A lady scientist (mad I hope!) graces the October 1943 cover of Fantastic Adventures. She was painted by Robert Gibson Jones (1889-1969). The story which I believe it is illustrating, Frank Patton’s “Jewels of the Toad,” has an interior illustration by Virgil Finaly, which is typically exquisite.
Women creating seems to have been a theme for this issue. Florence Magarian was called upon to do an illustration for Don Wilcox’s “World of Paper Dolls,” about a girl who makes people. (The image below is my composite across two pages).
Mrs. Magarian also illustrated William P. McGiven’s “Tink fights the Gremlins,” a story that has (apparently) painting fairies.
This issue is available for reading and download at the Internet Archive.
Be warned, however, that this issue contains a story titled “Mystery of the Creeping Underwear.” No joke.
We’ve done a lot of liquid girls here at Erotic Mad Science, so why not some liquid man? Especially if there’s some imperiled dame tied up in the background? This cover of the September 1941 issue is by Robert Fuqua. Interior art could be a bit thin in some issues of Fantastic Adventures, but this illustration to John Broome’s story “The Pulsating Planet” is pretty dynamic:

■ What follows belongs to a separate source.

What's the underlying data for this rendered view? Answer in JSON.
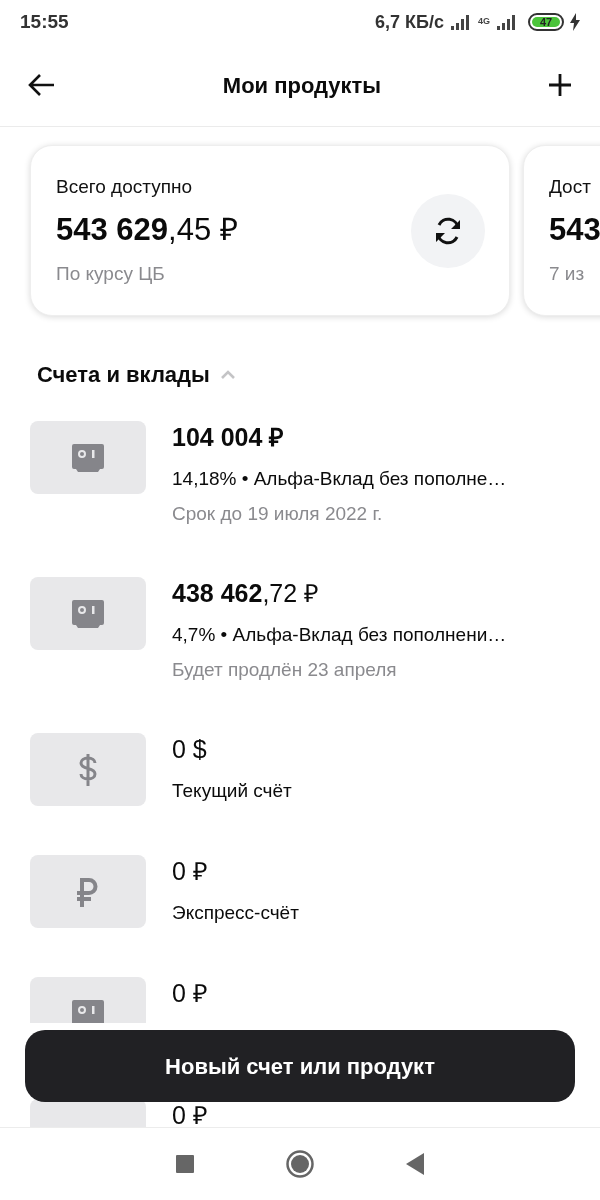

This is work (probably) by Albert Magarian (unk.-1991), the husband of the unfortunate Florence Magarian whom we met a few posts back. My “probably” in attribution is because husband and wife were very close collaborators, so this work might reflect contributions by Florence as well. (And I must reflect that Albert lived on for 31 years after Florence died in a mental institution. I…)

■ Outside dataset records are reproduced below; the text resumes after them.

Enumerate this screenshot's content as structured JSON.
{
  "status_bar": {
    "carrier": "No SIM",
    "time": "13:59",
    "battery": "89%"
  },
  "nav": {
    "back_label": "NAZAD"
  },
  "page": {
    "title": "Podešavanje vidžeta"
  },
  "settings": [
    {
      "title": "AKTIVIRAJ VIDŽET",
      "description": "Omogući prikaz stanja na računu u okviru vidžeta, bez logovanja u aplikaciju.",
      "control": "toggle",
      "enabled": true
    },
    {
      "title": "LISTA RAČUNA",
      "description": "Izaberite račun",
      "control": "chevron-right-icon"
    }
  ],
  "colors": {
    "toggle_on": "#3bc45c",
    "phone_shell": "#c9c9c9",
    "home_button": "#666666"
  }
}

This issue is available to be read and downloaded at the Internet Archive.
The cover illustration to the April 1943 edition of Fantastic Adventures is classic erotic mad science and was executed by the great Malcolm Smith (1910-1960), who some readers here might remember as the creator of one of the best early tube-girl images.
This issue has its share of decent interior art images, such as this one, sadly uncredited, to Harold Lawley’s story “Daughters of Darkness.”
But a favorite is this one by Florence Magarian (1912-1960), illustrating E.K. Jarvis’s novelette “The Curse of Many Hands.”
It’s decent supernatural femme peril, but what really struck me was the short biographical paragraph offered to Mrs. Magarian at the ISFDB.
Florence Lillian See graduated Polytechnic High School in Los Angeles and attended the Otis Art Institute, where she met and married Albert Ararat Magarian on May 25, 1937, in Los Angeles. During the 1940s the Magarians worked as interior artists for magazines published by Ziff-Davis Productions in Chicago. Constant fear of losing her husband to service in World War II and the demanding workload of their career caused Florence to suffer a nervous breakdown. She spent the rest of her life in and out of the mental institution at Alton, Illinois, where she passed away in 1960.
Many artists have sad life stories, but this one struck me as unusually poignant.
This issue is available to be read or downloaded at the Internet Archive.